1965. This was after a tortuous
voyage on a Comet…..a plane which had developed a reputation for falling
(like it’s namesake ) out of the sky without warning…. from his
home in the capital of
But this was the southern summer
and fresh from
In fact Malcolm adopted
The important thing about
AUGUSTA was discovered by Malcolm
late in 1965 when the same
commanding Manager sent him even further north. Port
The Spencer Gulf on which Port Augusta sits narrows at this point and Malcolm developed the habit of swimming across the gulf on nice sunny mornings of which there are a lot in Port Augusta, having a quick drink to take the salt water taste away from his palate and then walking back across the bridge to his lodgings in a native fibro home for breakfast. Breakfast was cooked by a friendly landlady, a local widow, and exposed Malcolm to more of the native fare such as crumbed lamb brains, devilled kidneys and loin chops.
Malcolm was getting fit with all this food but his skin tone only varied between peeling red and white depending on the seasons. Sun block hadn’t been invented yet.
He tried a local sport- Aussie Rules. This name seemed to Malcolm at the time to be an oxymoron as whenever he got near the ball he was either bumped over the fence or dumped on the ground and had to hand the ball back to the person that had just broken his ribs. He didn’t like playing the game but he did enjoy watching other people get the same treatment so he adopted the second great Australian pastime, barracking.
Despite his skinny frame he found he had a penetrating voice so he became quite a good barracker and only twice got into a fight with another barracker. These fights never amounted to much as Malcolm wore glasses and there was an unwritten rule then that other barrackers never hit someone with glasses on, glasses being perceived as a sign of weakness. This rule has since changed.
The Chief of all
When Malcolm turned the corner on
the Road to the Bay as the local track was called and first saw the
This was a difficult time for our intrepid explorer but friendships were struck with some local identities that also enjoyed with Malcolm the killing of anything on four legs that wasn’t owned by someone and that was largely edible. Rabbits being the favoured target of which there were hundreds in the area at the time.
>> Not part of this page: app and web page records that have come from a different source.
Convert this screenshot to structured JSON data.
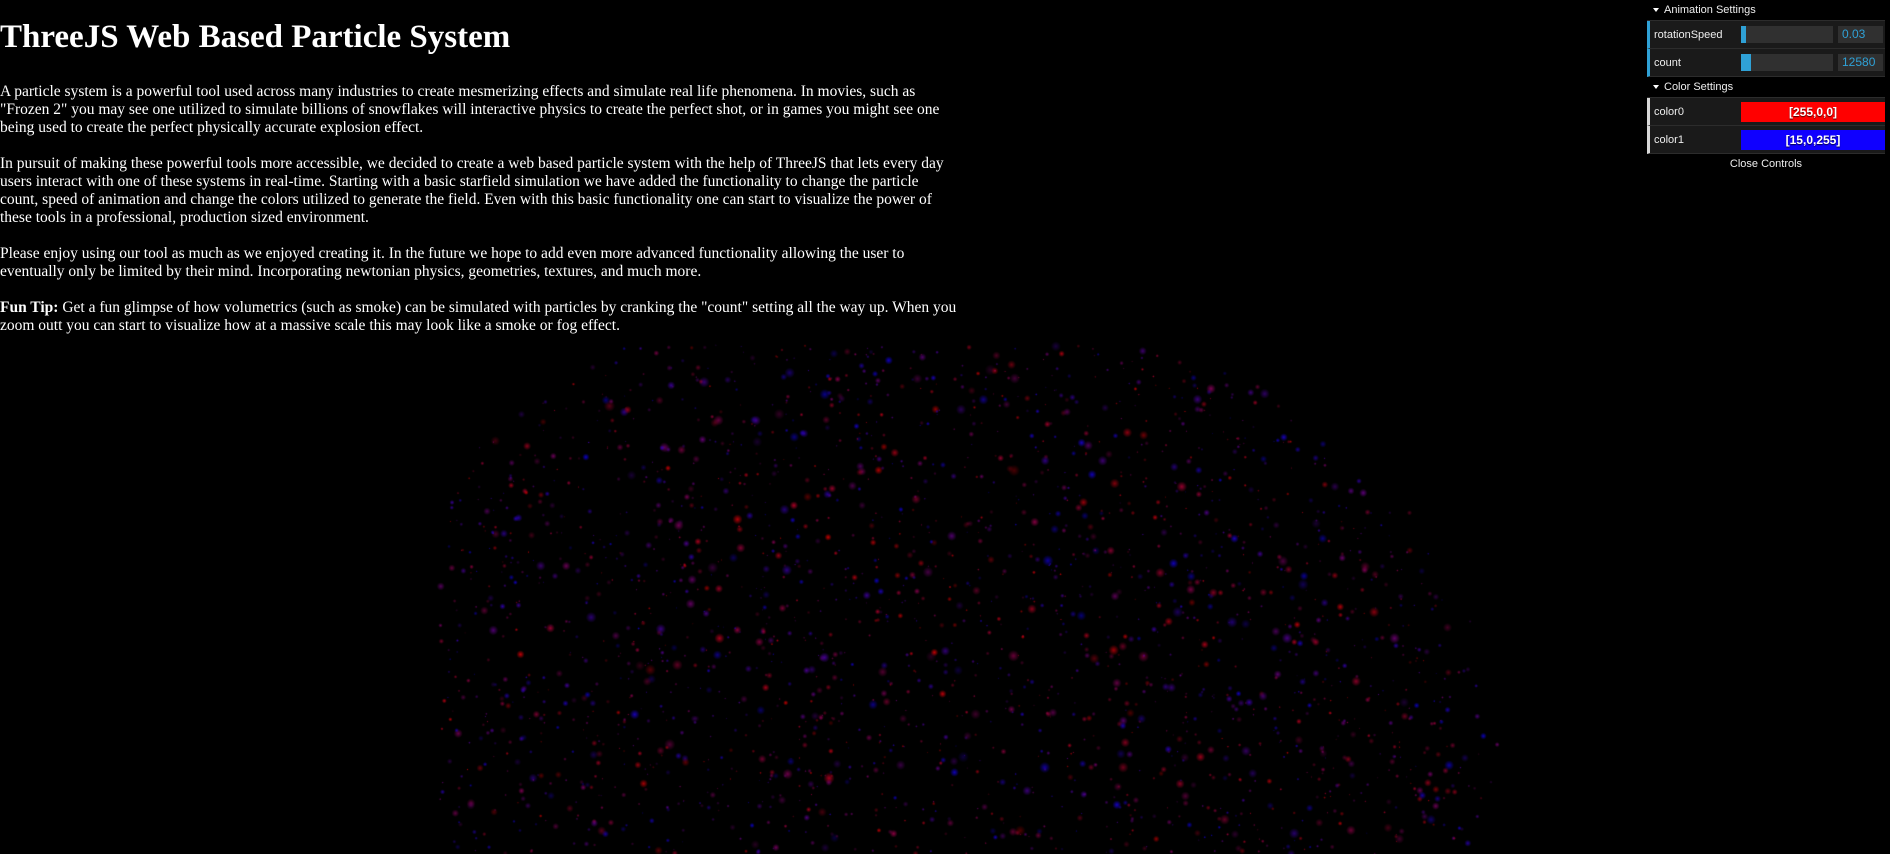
{
  "page": {
    "title": "ThreeJS Web Based Particle System",
    "paragraphs": [
      "A particle system is a powerful tool used across many industries to create mesmerizing effects and simulate real life phenomena. In movies, such as \"Frozen 2\" you may see one utilized to simulate billions of snowflakes will interactive physics to create the perfect shot, or in games you might see one being used to create the perfect physically accurate explosion effect.",
      "In pursuit of making these powerful tools more accessible, we decided to create a web based particle system with the help of ThreeJS that lets every day users interact with one of these systems in real-time. Starting with a basic starfield simulation we have added the functionality to change the particle count, speed of animation and change the colors utilized to generate the field. Even with this basic functionality one can start to visualize the power of these tools in a professional, production sized environment.",
      "Please enjoy using our tool as much as we enjoyed creating it. In the future we hope to add even more advanced functionality allowing the user to eventually only be limited by their mind. Incorporating newtonian physics, geometries, textures, and much more."
    ],
    "tip_label": "Fun Tip:",
    "tip_text": " Get a fun glimpse of how volumetrics (such as smoke) can be simulated with particles by cranking the \"count\" setting all the way up. When you zoom outt you can start to visualize how at a massive scale this may look like a smoke or fog effect."
  },
  "controls": {
    "animation_folder": "Animation Settings",
    "rotation_label": "rotationSpeed",
    "rotation_value": "0.03",
    "rotation_fraction": 0.05,
    "count_label": "count",
    "count_value": "12580",
    "count_fraction": 0.11,
    "color_folder": "Color Settings",
    "color0_label": "color0",
    "color0_value": "[255,0,0]",
    "color0_hex": "#ff0000",
    "color1_label": "color1",
    "color1_value": "[15,0,255]",
    "color1_hex": "#0f00ff",
    "close_label": "Close Controls"
  }
}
In order to become skilful at this hunting, Malcolm had joined a local club for peppering targets with bullets and one of the tribesmen he met there was a fisherman.
This fisherman, Bryan, invited
him to help catch the crayfish that were plentiful in the seas off the coast.
Malcolm developed a long lasting fondness for both
Malcolm was making new and exciting discoveries such as the closeness of Mount Gambier to Geelong, a large native settlement that boasted a skilful team of Australian Rules players but whose team, it seems,has been destined never to win the ultimate prize available to players of that sport. He discovered the joys of riding a horse through the many local forests and finally sun block was invented.Just as this was occurring Malcolm was sent off on another mission..
Stepping ashore from his Fokker
Friendship, a plane uglier than the Comet but far safer, at the local capital,
One was the drinking of Kava a
local brew made from the ground up root of plant from which the dirt had been
only lightly dusted. This had a mildly soporific effect and was a perfect way
to get over the tropical heat. This drink was dispensed instead of tea at the
normal times for refreshments, called smokos in
Setariki was not gay but only very happy, as most of Fijians were. Kava certainly helped in their outlook. The skirts were called Sulus and Malcolm adopted wearing one on social occasions and at the beach but preferred shorts seeing as you didn’t have to worry about how you sat after you had a few bowls of kava.
Malcolm entered into further voyages of discovery with a mate from the Bank, David, who had gone half shares in a half cabin boat which meant they could voyage up the coast and enter tidal rivers and creeks, land at native settlements and enjoy the Fijian hospitalility and kava until having to return home on the next tide.
On one memorable occasion they left their departure too late and had to walk the boat across the mangrove flats for miles in the dark until deeper water was reached. This was discovered by falling in it. The experience of navigating at night across the reefs curbed the intrepid pair of much further adventuring.
The tropical delights consisted
of lovely native women some of whom worked with Malcolm and one in particular
caught his eye. This was because at the time she used to stand in front of him
whilst he was working at the counter and talk to him. Unused to this attention
Malcolm started paying her some attention. This was a classic case of someone
feeling sorry for the parboiled Englishman from
Later she admitted she checked
his bank account before allowing the courting to go on not realising it almost
equalled his debts back in
Nuran’s family structure was very strict in protecting the females from predatory male instincts so the courtship had to be held in secrecy. This was compromised on a couple of occasions. On the first date in the pouring rain the hire car developed a punctured tyre and a sopping wet Malcolm had to shortcut the intended trip to the local fine dining restaurant. Then they were seen together at a local cinema. Nuran decided to cut it all short but a ring, bought by Malcolm and left with a note, was worn the next day to work and the courtship was on again.
Malcolm and Nuran got over the
hurdles presented by the family and their employers, the latter by resigning,
and were duly married in
This brought to an end
Malcolm’s exploring as the couple returned to